Let’s play a game. It’s a warm evening. The pre-dusk glow is thick, and a soft breeze carries the smell of freshly cut grass. Children shout, dogs bark, the night’s first firefly sparks faintly against a blue sky. Smoke, scented with sweet barbeque sauce and pork fat or seared fish and bell pepper drifts under your nose. Someone stands at the grill, deftly grasping a pair of tongs in one hand and a cold beer in the other. Who do you see?

Chances are, if you’ve ever felt the stirrings of the American Dream, you see Dad, out of his suit and tie, tossing Fido a nugget of meat from the grill and watching his two and a half children tumbling through the yard. Or maybe you see a bunch of bros, throwing back Miller High Life and slinging burgers on buns loaded with ketchup and onions.

Whatever you see, chances are good that it’s not me, a petite, fresh-out-of-college woman (gasp – no) pushing hair out of her face with olive-oil greasy fingers and flinging steaks on the grill with panache, all the while swigging from a bottle of Newcastle. If that’s not what you see now, I hope it is soon. Men have steered the grill for far too long, and I’m taking back the tongs.

My goal for this summer is to become a grill master. Lamb chops, eggplant, pizza crust, whole fish, you name it, I’m going to grill it. In facing the grill, a beast I just learned how to turn on a few days ago, I will also come up against one of my other culinary fears – meat.
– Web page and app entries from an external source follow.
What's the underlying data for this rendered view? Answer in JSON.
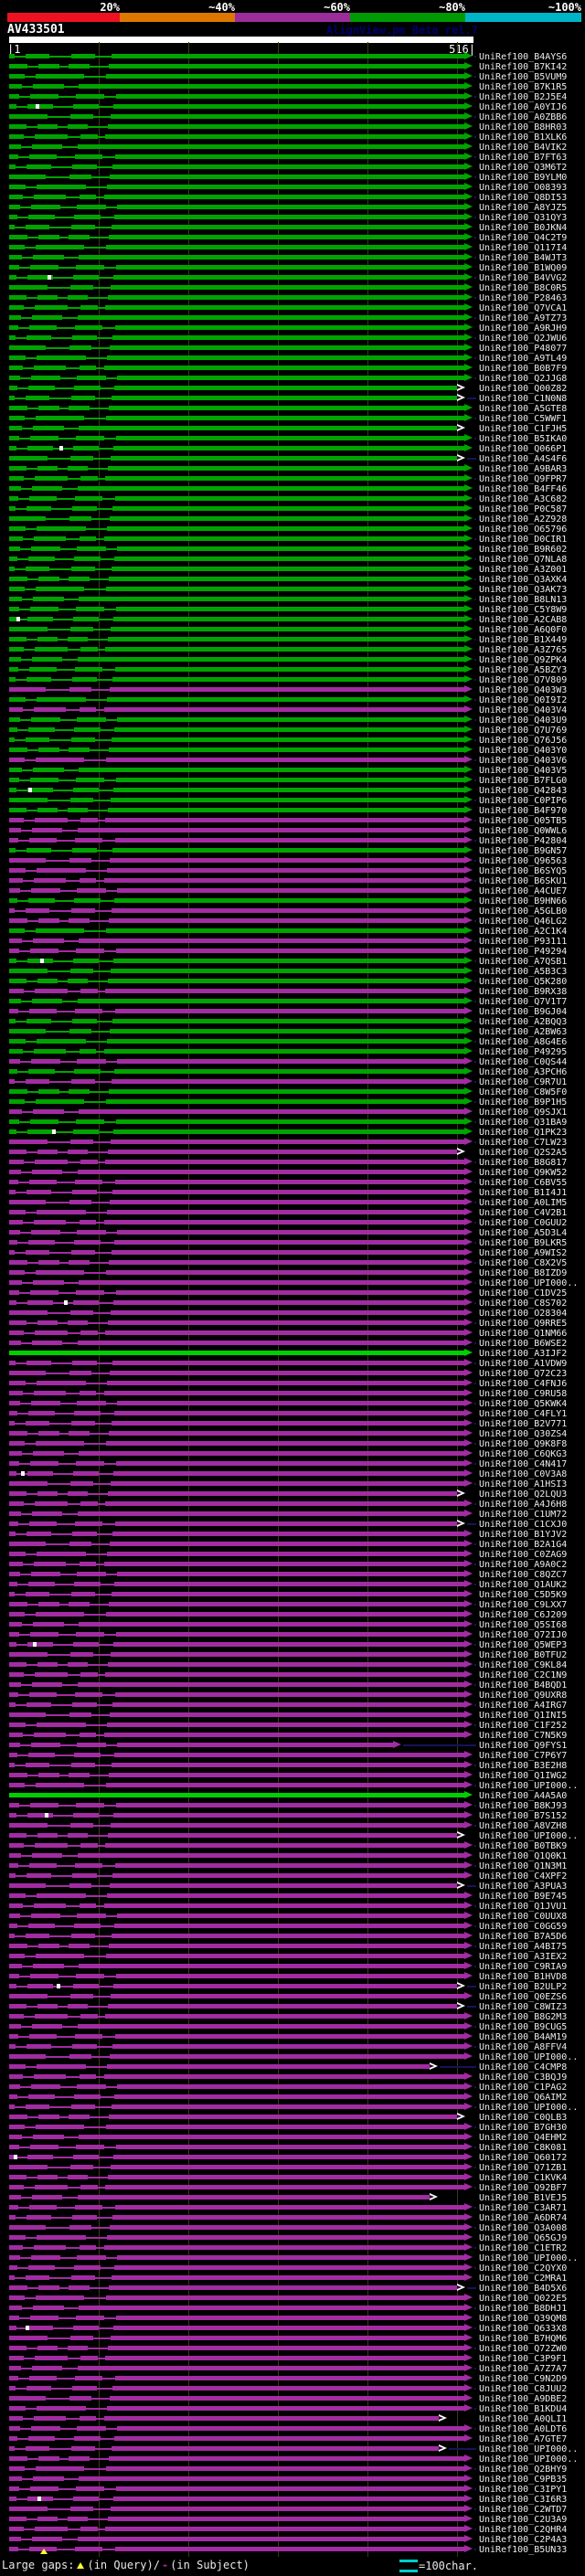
{
  "header": {
    "watermark": "AlignView.pm Beta rel.7",
    "ruler_start_text": "|1",
    "ruler_end_text": "516|"
  },
  "legend": {
    "large_gaps": "Large gaps:",
    "query_text": "(in Query)/",
    "subject_dash": "-",
    "subject_text": "(in Subject)",
    "scale_text": "=100char."
  },
  "colors": {
    "bar_green": "#00a400",
    "bar_purple": "#a22ca2",
    "bar_bright_green": "#00d000",
    "connector_navy": "#14145a",
    "grid_olive": "#3a3a12",
    "query_bar": "#ffffff",
    "gap_marker_yellow": "#ffff33",
    "scale_icon_cyan": "#00cccc"
  },
  "chart_data": {
    "type": "bar",
    "title": "AV433501",
    "xlabel": "",
    "ylabel": "",
    "x_range": [
      1,
      516
    ],
    "grid": true,
    "legend_position": "top",
    "identity_key": [
      {
        "label": "20%",
        "color": "#ee1122"
      },
      {
        "label": "~40%",
        "color": "#dd7700"
      },
      {
        "label": "~60%",
        "color": "#9b2d9b"
      },
      {
        "label": "~80%",
        "color": "#009903"
      },
      {
        "label": "~100%",
        "color": "#00b4c8"
      }
    ],
    "color_code_meaning": {
      "g": "~80% identity (green)",
      "p": "~60% identity (purple)",
      "G": "bright green full-length hit"
    },
    "hits": [
      [
        "UniRef100_B4AYS6",
        "g"
      ],
      [
        "UniRef100_B7KI42",
        "g"
      ],
      [
        "UniRef100_B5VUM9",
        "g"
      ],
      [
        "UniRef100_B7K1R5",
        "g"
      ],
      [
        "UniRef100_B2J5E4",
        "g"
      ],
      [
        "UniRef100_A0YIJ6",
        "g"
      ],
      [
        "UniRef100_A0ZBB6",
        "g"
      ],
      [
        "UniRef100_B8HR03",
        "g"
      ],
      [
        "UniRef100_B1XLK6",
        "g"
      ],
      [
        "UniRef100_B4VIK2",
        "g"
      ],
      [
        "UniRef100_B7FT63",
        "g"
      ],
      [
        "UniRef100_Q3M6T2",
        "g"
      ],
      [
        "UniRef100_B9YLM0",
        "g"
      ],
      [
        "UniRef100_O08393",
        "g"
      ],
      [
        "UniRef100_Q8DI53",
        "g"
      ],
      [
        "UniRef100_A8YJZ5",
        "g"
      ],
      [
        "UniRef100_Q31QY3",
        "g"
      ],
      [
        "UniRef100_B0JKN4",
        "g"
      ],
      [
        "UniRef100_Q4C2T9",
        "g"
      ],
      [
        "UniRef100_Q117I4",
        "g"
      ],
      [
        "UniRef100_B4WJT3",
        "g"
      ],
      [
        "UniRef100_B1WQ09",
        "g"
      ],
      [
        "UniRef100_B4VVG2",
        "g"
      ],
      [
        "UniRef100_B8C0R5",
        "g"
      ],
      [
        "UniRef100_P28463",
        "g"
      ],
      [
        "UniRef100_Q7VCA1",
        "g"
      ],
      [
        "UniRef100_A9TZ73",
        "g"
      ],
      [
        "UniRef100_A9RJH9",
        "g"
      ],
      [
        "UniRef100_Q2JWU6",
        "g"
      ],
      [
        "UniRef100_P48077",
        "g"
      ],
      [
        "UniRef100_A9TL49",
        "g"
      ],
      [
        "UniRef100_B0B7F9",
        "g"
      ],
      [
        "UniRef100_Q2JJG8",
        "g"
      ],
      [
        "UniRef100_Q00Z82",
        "g",
        "o"
      ],
      [
        "UniRef100_C1N0N8",
        "g",
        "o"
      ],
      [
        "UniRef100_A5GTE8",
        "g"
      ],
      [
        "UniRef100_C5WWF1",
        "g"
      ],
      [
        "UniRef100_C1FJH5",
        "g",
        "o"
      ],
      [
        "UniRef100_B5IKA0",
        "g"
      ],
      [
        "UniRef100_Q066P1",
        "g"
      ],
      [
        "UniRef100_A4S4F6",
        "g",
        "o"
      ],
      [
        "UniRef100_A9BAR3",
        "g"
      ],
      [
        "UniRef100_Q9FPR7",
        "g"
      ],
      [
        "UniRef100_B4FF46",
        "g"
      ],
      [
        "UniRef100_A3C682",
        "g"
      ],
      [
        "UniRef100_P0C587",
        "g"
      ],
      [
        "UniRef100_A2Z928",
        "g"
      ],
      [
        "UniRef100_O65796",
        "g"
      ],
      [
        "UniRef100_D0CIR1",
        "g"
      ],
      [
        "UniRef100_B9R602",
        "g"
      ],
      [
        "UniRef100_Q7NLA8",
        "g"
      ],
      [
        "UniRef100_A3Z001",
        "g"
      ],
      [
        "UniRef100_Q3AXK4",
        "g"
      ],
      [
        "UniRef100_Q3AK73",
        "g"
      ],
      [
        "UniRef100_B8LN13",
        "g"
      ],
      [
        "UniRef100_C5Y8W9",
        "g"
      ],
      [
        "UniRef100_A2CAB8",
        "g"
      ],
      [
        "UniRef100_A6Q0F0",
        "g"
      ],
      [
        "UniRef100_B1X449",
        "g"
      ],
      [
        "UniRef100_A3Z765",
        "g"
      ],
      [
        "UniRef100_Q9ZPK4",
        "g"
      ],
      [
        "UniRef100_A5BZY3",
        "g"
      ],
      [
        "UniRef100_Q7V809",
        "g"
      ],
      [
        "UniRef100_Q403W3",
        "p"
      ],
      [
        "UniRef100_Q0I9I2",
        "g"
      ],
      [
        "UniRef100_Q403V4",
        "p"
      ],
      [
        "UniRef100_Q403U9",
        "g"
      ],
      [
        "UniRef100_Q7U769",
        "g"
      ],
      [
        "UniRef100_Q76J56",
        "g"
      ],
      [
        "UniRef100_Q403Y0",
        "g"
      ],
      [
        "UniRef100_Q403V6",
        "p"
      ],
      [
        "UniRef100_Q403V5",
        "g"
      ],
      [
        "UniRef100_B7FLG0",
        "g"
      ],
      [
        "UniRef100_Q42843",
        "g"
      ],
      [
        "UniRef100_C0PIP6",
        "g"
      ],
      [
        "UniRef100_B4F970",
        "g"
      ],
      [
        "UniRef100_Q05TB5",
        "p"
      ],
      [
        "UniRef100_Q0WWL6",
        "p"
      ],
      [
        "UniRef100_P42804",
        "p"
      ],
      [
        "UniRef100_B9GN57",
        "g"
      ],
      [
        "UniRef100_Q96563",
        "p"
      ],
      [
        "UniRef100_B6SYQ5",
        "p"
      ],
      [
        "UniRef100_B6SKU1",
        "p"
      ],
      [
        "UniRef100_A4CUE7",
        "p"
      ],
      [
        "UniRef100_B9HN66",
        "g"
      ],
      [
        "UniRef100_A5GLB0",
        "p"
      ],
      [
        "UniRef100_Q46LG2",
        "p"
      ],
      [
        "UniRef100_A2C1K4",
        "g"
      ],
      [
        "UniRef100_P93111",
        "p"
      ],
      [
        "UniRef100_P49294",
        "p"
      ],
      [
        "UniRef100_A7QSB1",
        "g"
      ],
      [
        "UniRef100_A5B3C3",
        "g"
      ],
      [
        "UniRef100_Q5K280",
        "g"
      ],
      [
        "UniRef100_B9RX38",
        "p"
      ],
      [
        "UniRef100_Q7V1T7",
        "g"
      ],
      [
        "UniRef100_B9GJ04",
        "p"
      ],
      [
        "UniRef100_A2BQQ3",
        "g"
      ],
      [
        "UniRef100_A2BW63",
        "g"
      ],
      [
        "UniRef100_A8G4E6",
        "g"
      ],
      [
        "UniRef100_P49295",
        "g"
      ],
      [
        "UniRef100_C0QS44",
        "p"
      ],
      [
        "UniRef100_A3PCH6",
        "g"
      ],
      [
        "UniRef100_C9R7U1",
        "p"
      ],
      [
        "UniRef100_C8W5F0",
        "g"
      ],
      [
        "UniRef100_B9P1H5",
        "g"
      ],
      [
        "UniRef100_Q9SJX1",
        "p"
      ],
      [
        "UniRef100_Q31BA9",
        "g"
      ],
      [
        "UniRef100_Q1PK23",
        "g"
      ],
      [
        "UniRef100_C7LW23",
        "p"
      ],
      [
        "UniRef100_Q2S2A5",
        "p",
        "o"
      ],
      [
        "UniRef100_B8G817",
        "p"
      ],
      [
        "UniRef100_Q9KW52",
        "p"
      ],
      [
        "UniRef100_C6BV55",
        "p"
      ],
      [
        "UniRef100_B1I4J1",
        "p"
      ],
      [
        "UniRef100_A0LIM5",
        "p"
      ],
      [
        "UniRef100_C4V2B1",
        "p"
      ],
      [
        "UniRef100_C0GUU2",
        "p"
      ],
      [
        "UniRef100_A5D3L4",
        "p"
      ],
      [
        "UniRef100_B9LKR5",
        "p"
      ],
      [
        "UniRef100_A9WIS2",
        "p"
      ],
      [
        "UniRef100_C8X2V5",
        "p"
      ],
      [
        "UniRef100_B8IZD9",
        "p"
      ],
      [
        "UniRef100_UPI000..",
        "p"
      ],
      [
        "UniRef100_C1DV25",
        "p"
      ],
      [
        "UniRef100_C8S702",
        "p"
      ],
      [
        "UniRef100_O28304",
        "p"
      ],
      [
        "UniRef100_Q9RRE5",
        "p"
      ],
      [
        "UniRef100_Q1NM66",
        "p"
      ],
      [
        "UniRef100_B6WSE2",
        "p"
      ],
      [
        "UniRef100_A3IJF2",
        "G"
      ],
      [
        "UniRef100_A1VDW9",
        "p"
      ],
      [
        "UniRef100_Q72C23",
        "p"
      ],
      [
        "UniRef100_C4FNJ6",
        "p"
      ],
      [
        "UniRef100_C9RU58",
        "p"
      ],
      [
        "UniRef100_Q5KWK4",
        "p"
      ],
      [
        "UniRef100_C4FLY1",
        "p"
      ],
      [
        "UniRef100_B2V771",
        "p"
      ],
      [
        "UniRef100_Q30ZS4",
        "p"
      ],
      [
        "UniRef100_Q9K8F8",
        "p"
      ],
      [
        "UniRef100_C6QKG3",
        "p"
      ],
      [
        "UniRef100_C4N417",
        "p"
      ],
      [
        "UniRef100_C0V3A8",
        "p"
      ],
      [
        "UniRef100_A1HSI3",
        "p"
      ],
      [
        "UniRef100_Q2LQU3",
        "p",
        "o"
      ],
      [
        "UniRef100_A4J6H8",
        "p"
      ],
      [
        "UniRef100_C1UM72",
        "p"
      ],
      [
        "UniRef100_C1CXJ0",
        "p",
        "o"
      ],
      [
        "UniRef100_B1YJV2",
        "p"
      ],
      [
        "UniRef100_B2A1G4",
        "p"
      ],
      [
        "UniRef100_C0ZAG9",
        "p"
      ],
      [
        "UniRef100_A9A0C2",
        "p"
      ],
      [
        "UniRef100_C8QZC7",
        "p"
      ],
      [
        "UniRef100_Q1AUK2",
        "p"
      ],
      [
        "UniRef100_C5D5K9",
        "p"
      ],
      [
        "UniRef100_C9LXX7",
        "p"
      ],
      [
        "UniRef100_C6J209",
        "p"
      ],
      [
        "UniRef100_Q5SI68",
        "p"
      ],
      [
        "UniRef100_Q72IJ0",
        "p"
      ],
      [
        "UniRef100_Q5WEP3",
        "p"
      ],
      [
        "UniRef100_B0TFU2",
        "p"
      ],
      [
        "UniRef100_C9KL84",
        "p"
      ],
      [
        "UniRef100_C2C1N9",
        "p"
      ],
      [
        "UniRef100_B4BQD1",
        "p"
      ],
      [
        "UniRef100_Q9UXR8",
        "p"
      ],
      [
        "UniRef100_A4IRG7",
        "p"
      ],
      [
        "UniRef100_Q1INI5",
        "p"
      ],
      [
        "UniRef100_C1F252",
        "p"
      ],
      [
        "UniRef100_C7N5K9",
        "p"
      ],
      [
        "UniRef100_Q9FYS1",
        "p",
        "s",
        430
      ],
      [
        "UniRef100_C7P6Y7",
        "p"
      ],
      [
        "UniRef100_B3E2H8",
        "p"
      ],
      [
        "UniRef100_Q1IWG2",
        "p"
      ],
      [
        "UniRef100_UPI000..",
        "p"
      ],
      [
        "UniRef100_A4A5A0",
        "G"
      ],
      [
        "UniRef100_B8KJ93",
        "p"
      ],
      [
        "UniRef100_B7S152",
        "p"
      ],
      [
        "UniRef100_A8VZH8",
        "p"
      ],
      [
        "UniRef100_UPI000..",
        "p",
        "o"
      ],
      [
        "UniRef100_B0TBK9",
        "p"
      ],
      [
        "UniRef100_Q1Q0K1",
        "p"
      ],
      [
        "UniRef100_Q1N3M1",
        "p"
      ],
      [
        "UniRef100_C4XPF2",
        "p"
      ],
      [
        "UniRef100_A3PUA3",
        "p",
        "o"
      ],
      [
        "UniRef100_B9E745",
        "p"
      ],
      [
        "UniRef100_Q1JVU1",
        "p"
      ],
      [
        "UniRef100_C0UUX8",
        "p"
      ],
      [
        "UniRef100_C0GG59",
        "p"
      ],
      [
        "UniRef100_B7A5D6",
        "p"
      ],
      [
        "UniRef100_A4BI75",
        "p"
      ],
      [
        "UniRef100_A3IEX2",
        "p"
      ],
      [
        "UniRef100_C9RIA9",
        "p"
      ],
      [
        "UniRef100_B1HVD8",
        "p"
      ],
      [
        "UniRef100_B2ULP2",
        "p",
        "o"
      ],
      [
        "UniRef100_Q0EZS6",
        "p"
      ],
      [
        "UniRef100_C8WIZ3",
        "p",
        "o"
      ],
      [
        "UniRef100_B8G2M3",
        "p"
      ],
      [
        "UniRef100_B9CUG5",
        "p"
      ],
      [
        "UniRef100_B4AM19",
        "p"
      ],
      [
        "UniRef100_A8FFV4",
        "p"
      ],
      [
        "UniRef100_UPI000..",
        "p"
      ],
      [
        "UniRef100_C4CMP8",
        "p",
        "o",
        470
      ],
      [
        "UniRef100_C3BQJ9",
        "p"
      ],
      [
        "UniRef100_C1PAG2",
        "p"
      ],
      [
        "UniRef100_Q6AIM2",
        "p"
      ],
      [
        "UniRef100_UPI000..",
        "p"
      ],
      [
        "UniRef100_C0QLB3",
        "p",
        "o"
      ],
      [
        "UniRef100_B7GH30",
        "p"
      ],
      [
        "UniRef100_Q4EHM2",
        "p"
      ],
      [
        "UniRef100_C8K081",
        "p"
      ],
      [
        "UniRef100_Q60172",
        "p"
      ],
      [
        "UniRef100_Q71ZB1",
        "p"
      ],
      [
        "UniRef100_C1KVK4",
        "p"
      ],
      [
        "UniRef100_Q92BF7",
        "p"
      ],
      [
        "UniRef100_B1VEJ5",
        "p",
        "o",
        470
      ],
      [
        "UniRef100_C3AR71",
        "p"
      ],
      [
        "UniRef100_A6DR74",
        "p"
      ],
      [
        "UniRef100_Q3A008",
        "p"
      ],
      [
        "UniRef100_Q65GJ9",
        "p"
      ],
      [
        "UniRef100_C1ETR2",
        "p"
      ],
      [
        "UniRef100_UPI000..",
        "p"
      ],
      [
        "UniRef100_C2QYX0",
        "p"
      ],
      [
        "UniRef100_C2MRA1",
        "p"
      ],
      [
        "UniRef100_B4D5X6",
        "p",
        "o"
      ],
      [
        "UniRef100_Q022E5",
        "p"
      ],
      [
        "UniRef100_B8DHJ1",
        "p"
      ],
      [
        "UniRef100_Q39QM8",
        "p"
      ],
      [
        "UniRef100_Q633X8",
        "p"
      ],
      [
        "UniRef100_B7HQM6",
        "p"
      ],
      [
        "UniRef100_Q72ZW0",
        "p"
      ],
      [
        "UniRef100_C3P9F1",
        "p"
      ],
      [
        "UniRef100_A7Z7A7",
        "p"
      ],
      [
        "UniRef100_C9N2D9",
        "p"
      ],
      [
        "UniRef100_C8JUU2",
        "p"
      ],
      [
        "UniRef100_A9DBE2",
        "p"
      ],
      [
        "UniRef100_B1KDU4",
        "p"
      ],
      [
        "UniRef100_A0QLI1",
        "p",
        "o",
        480
      ],
      [
        "UniRef100_A0LDT6",
        "p"
      ],
      [
        "UniRef100_A7GTE7",
        "p"
      ],
      [
        "UniRef100_UPI000..",
        "p",
        "o",
        480
      ],
      [
        "UniRef100_UPI000..",
        "p"
      ],
      [
        "UniRef100_Q2BHY9",
        "p"
      ],
      [
        "UniRef100_C9PB35",
        "p"
      ],
      [
        "UniRef100_C3IPY1",
        "p"
      ],
      [
        "UniRef100_C3I6R3",
        "p"
      ],
      [
        "UniRef100_C2WTD7",
        "p"
      ],
      [
        "UniRef100_C2U3A9",
        "p"
      ],
      [
        "UniRef100_C2QHR4",
        "p"
      ],
      [
        "UniRef100_C2P4A3",
        "p"
      ],
      [
        "UniRef100_B5UN33",
        "p"
      ]
    ]
  }
}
I’m not sure why cooking meat scares me. Vegetables and grains can be taste tested as they cook, so I know exactly when they’re done or whether they need just a little bit more pepper. » Continue reading this post...

Tis the Season…To Go Outside (a post by Josh): Sweden Meets America Burgers

Burgers (Eat Me. Drink Me.)

The sun is finally shining through the April showers, and shorts are more than appropriate. Now a few weekends ago (oh how the time has flown on my adventure through the South), my house christened our new grill. Our house came with a few downers – the electricity, water and gas all getting cut off within the first week of us living there – but a few uppers too. We have a porch, some rocking chairs, a spacious kitchen and a grill. We had all taken advantage of one of those perks except for the grill until that weekend. It was only fitting though, for us to have a bunch of people over to enjoy the luxuries of our massive grill. We wanted to fill up the grill with as much as possible.

We planned on starting the festivities early afternoon, around three o’clock, to bring the weekend to us even sooner. It was a sunny, breezy, Southern day where the grass was growing a bit too high and the condensation from our water glasses couldn’t cool us off enough. But we prevailed, somehow.

This wasn’t our first ever cookout in our lives, but probably the first one that we, specifically, held. So we felt like the pressure was on. But the one thing we knew was that we needed foods, propane and above all, people.

We never really thought about what we were going to have, rather that we were just going to have a cook out. I mean, everyone knows what a cook out is, right? Well, I quickly found out that it was regional. We had differing opinions – barbeque, burgers, vegetables, watermelon? It as all fair game, and that was part of the problem.

Friday noon rolled around and we still only had a grill and a determination to provide for our future guests. » Continue reading this post...